• [AVAILABLE DATA]
***
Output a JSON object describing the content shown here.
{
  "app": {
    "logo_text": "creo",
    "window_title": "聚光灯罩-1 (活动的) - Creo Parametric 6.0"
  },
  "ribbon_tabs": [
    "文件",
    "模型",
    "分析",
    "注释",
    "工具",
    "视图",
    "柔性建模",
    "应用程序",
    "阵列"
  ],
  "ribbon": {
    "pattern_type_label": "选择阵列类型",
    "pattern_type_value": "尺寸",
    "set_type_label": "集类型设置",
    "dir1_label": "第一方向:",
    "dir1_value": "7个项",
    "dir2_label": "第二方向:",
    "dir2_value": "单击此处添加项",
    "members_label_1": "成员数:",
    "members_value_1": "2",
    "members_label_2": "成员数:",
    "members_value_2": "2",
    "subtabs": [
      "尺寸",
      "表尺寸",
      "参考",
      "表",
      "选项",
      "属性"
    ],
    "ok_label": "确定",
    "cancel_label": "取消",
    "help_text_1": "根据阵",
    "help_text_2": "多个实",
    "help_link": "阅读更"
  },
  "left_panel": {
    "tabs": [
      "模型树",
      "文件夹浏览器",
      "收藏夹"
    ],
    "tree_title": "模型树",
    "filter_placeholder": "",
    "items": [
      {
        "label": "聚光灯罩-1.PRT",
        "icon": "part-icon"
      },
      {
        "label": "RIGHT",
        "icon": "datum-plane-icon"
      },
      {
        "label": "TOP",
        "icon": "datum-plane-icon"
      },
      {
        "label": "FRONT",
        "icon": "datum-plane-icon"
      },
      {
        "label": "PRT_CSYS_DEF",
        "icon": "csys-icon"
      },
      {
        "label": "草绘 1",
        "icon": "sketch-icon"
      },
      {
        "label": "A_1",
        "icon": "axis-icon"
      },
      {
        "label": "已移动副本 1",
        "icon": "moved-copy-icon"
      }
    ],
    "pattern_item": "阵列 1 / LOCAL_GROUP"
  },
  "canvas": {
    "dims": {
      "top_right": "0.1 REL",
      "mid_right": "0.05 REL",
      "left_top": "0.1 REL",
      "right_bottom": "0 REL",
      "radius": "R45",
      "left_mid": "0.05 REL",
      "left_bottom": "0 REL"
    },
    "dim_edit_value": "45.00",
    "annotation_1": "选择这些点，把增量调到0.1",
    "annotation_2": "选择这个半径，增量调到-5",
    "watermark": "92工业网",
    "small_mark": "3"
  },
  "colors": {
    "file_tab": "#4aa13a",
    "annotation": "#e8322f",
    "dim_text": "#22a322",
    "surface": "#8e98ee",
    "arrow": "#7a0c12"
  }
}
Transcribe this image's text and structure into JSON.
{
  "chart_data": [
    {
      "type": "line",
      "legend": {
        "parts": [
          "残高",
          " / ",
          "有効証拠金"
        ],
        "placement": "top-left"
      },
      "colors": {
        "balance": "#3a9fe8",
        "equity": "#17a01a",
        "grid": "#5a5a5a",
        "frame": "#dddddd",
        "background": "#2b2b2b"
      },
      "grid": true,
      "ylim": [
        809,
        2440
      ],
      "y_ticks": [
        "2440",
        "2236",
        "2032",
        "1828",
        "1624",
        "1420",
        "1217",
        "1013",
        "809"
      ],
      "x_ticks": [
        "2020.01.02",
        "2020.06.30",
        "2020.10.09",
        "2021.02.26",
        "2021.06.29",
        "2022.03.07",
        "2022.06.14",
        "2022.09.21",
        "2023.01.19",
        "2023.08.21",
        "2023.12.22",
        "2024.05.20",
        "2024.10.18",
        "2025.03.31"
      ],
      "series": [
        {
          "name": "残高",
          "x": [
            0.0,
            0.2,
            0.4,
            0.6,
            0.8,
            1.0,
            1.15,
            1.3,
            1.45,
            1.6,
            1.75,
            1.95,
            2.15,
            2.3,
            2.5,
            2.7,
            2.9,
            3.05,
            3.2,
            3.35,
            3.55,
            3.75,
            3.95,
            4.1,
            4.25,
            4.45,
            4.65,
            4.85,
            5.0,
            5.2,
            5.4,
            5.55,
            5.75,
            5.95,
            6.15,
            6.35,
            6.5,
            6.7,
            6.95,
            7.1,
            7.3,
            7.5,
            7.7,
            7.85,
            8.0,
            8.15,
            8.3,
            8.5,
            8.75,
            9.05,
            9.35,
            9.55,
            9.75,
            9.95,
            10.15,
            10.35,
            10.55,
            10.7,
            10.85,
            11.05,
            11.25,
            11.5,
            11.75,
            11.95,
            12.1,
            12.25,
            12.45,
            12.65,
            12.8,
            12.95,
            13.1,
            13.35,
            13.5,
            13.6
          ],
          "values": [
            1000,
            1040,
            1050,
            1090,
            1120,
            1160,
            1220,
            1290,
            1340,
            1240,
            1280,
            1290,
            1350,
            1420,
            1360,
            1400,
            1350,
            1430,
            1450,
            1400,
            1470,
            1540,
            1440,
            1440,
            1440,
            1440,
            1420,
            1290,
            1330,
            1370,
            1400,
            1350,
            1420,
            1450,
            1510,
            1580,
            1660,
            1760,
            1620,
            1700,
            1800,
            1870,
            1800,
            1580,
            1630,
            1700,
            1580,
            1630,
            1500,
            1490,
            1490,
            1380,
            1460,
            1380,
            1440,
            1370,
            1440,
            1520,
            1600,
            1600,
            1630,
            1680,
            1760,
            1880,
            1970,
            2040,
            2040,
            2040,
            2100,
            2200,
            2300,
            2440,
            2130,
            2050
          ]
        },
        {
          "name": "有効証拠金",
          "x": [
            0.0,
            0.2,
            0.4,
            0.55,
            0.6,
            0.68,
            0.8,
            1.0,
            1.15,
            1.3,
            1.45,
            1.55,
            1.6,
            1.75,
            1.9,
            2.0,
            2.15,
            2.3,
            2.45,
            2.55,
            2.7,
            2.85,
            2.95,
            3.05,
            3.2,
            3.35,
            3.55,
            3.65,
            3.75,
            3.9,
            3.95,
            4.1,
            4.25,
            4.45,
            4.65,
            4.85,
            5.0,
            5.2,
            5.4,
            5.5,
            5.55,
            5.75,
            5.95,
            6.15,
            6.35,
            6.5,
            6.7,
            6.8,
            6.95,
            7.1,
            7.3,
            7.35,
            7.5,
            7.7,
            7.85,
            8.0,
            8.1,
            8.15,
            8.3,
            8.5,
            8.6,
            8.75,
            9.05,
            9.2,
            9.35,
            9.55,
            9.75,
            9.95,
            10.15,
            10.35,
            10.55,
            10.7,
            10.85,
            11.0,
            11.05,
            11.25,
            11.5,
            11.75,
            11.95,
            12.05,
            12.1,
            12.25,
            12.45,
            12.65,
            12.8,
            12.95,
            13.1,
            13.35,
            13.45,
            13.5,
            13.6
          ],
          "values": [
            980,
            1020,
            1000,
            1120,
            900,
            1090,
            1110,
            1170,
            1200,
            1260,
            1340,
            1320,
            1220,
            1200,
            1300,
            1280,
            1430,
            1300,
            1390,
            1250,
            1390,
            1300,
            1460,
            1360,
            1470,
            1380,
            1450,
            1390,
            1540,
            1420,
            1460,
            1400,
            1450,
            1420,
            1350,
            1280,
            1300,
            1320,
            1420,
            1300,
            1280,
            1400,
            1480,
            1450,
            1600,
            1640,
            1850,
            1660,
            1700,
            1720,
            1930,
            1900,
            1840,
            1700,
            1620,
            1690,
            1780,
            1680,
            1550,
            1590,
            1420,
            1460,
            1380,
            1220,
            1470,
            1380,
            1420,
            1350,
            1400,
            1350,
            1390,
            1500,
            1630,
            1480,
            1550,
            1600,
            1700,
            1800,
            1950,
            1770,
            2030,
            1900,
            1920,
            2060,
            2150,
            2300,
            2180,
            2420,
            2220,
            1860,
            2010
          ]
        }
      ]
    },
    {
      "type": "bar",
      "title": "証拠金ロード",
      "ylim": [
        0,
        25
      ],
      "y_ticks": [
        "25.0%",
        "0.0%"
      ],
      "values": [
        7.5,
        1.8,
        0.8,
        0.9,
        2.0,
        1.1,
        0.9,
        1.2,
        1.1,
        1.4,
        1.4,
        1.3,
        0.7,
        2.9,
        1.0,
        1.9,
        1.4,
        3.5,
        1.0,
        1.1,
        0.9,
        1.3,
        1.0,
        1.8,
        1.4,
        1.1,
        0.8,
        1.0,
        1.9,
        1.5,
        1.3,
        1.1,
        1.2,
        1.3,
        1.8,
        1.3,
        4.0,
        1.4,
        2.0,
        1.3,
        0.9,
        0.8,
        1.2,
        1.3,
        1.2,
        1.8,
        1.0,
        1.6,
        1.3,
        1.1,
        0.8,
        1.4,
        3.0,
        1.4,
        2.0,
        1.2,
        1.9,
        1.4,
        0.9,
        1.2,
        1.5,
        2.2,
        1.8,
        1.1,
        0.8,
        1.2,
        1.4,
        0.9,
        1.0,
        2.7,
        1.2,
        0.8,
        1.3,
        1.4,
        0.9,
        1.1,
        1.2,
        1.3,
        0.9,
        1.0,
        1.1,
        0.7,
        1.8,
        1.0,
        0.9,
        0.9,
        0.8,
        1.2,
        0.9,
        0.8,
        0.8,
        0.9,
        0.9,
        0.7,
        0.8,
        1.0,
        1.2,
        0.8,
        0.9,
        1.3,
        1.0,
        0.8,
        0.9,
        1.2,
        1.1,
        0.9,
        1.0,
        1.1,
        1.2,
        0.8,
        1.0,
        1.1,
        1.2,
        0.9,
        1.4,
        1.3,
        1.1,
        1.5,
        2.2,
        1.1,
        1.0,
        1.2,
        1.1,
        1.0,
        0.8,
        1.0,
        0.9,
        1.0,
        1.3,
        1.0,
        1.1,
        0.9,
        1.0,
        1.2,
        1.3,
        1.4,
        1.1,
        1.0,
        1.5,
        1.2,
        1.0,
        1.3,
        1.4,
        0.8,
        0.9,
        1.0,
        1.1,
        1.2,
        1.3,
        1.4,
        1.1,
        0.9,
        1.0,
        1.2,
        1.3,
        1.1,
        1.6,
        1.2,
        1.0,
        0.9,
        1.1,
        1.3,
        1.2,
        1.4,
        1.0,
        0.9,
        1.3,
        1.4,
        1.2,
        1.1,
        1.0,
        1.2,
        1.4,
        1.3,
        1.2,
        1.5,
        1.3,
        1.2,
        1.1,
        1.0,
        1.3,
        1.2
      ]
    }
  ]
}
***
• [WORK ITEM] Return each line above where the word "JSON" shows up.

• [ANSWER SECTION]
Output a JSON object describing the content shown here.
Transcribe this image's text and structure into JSON.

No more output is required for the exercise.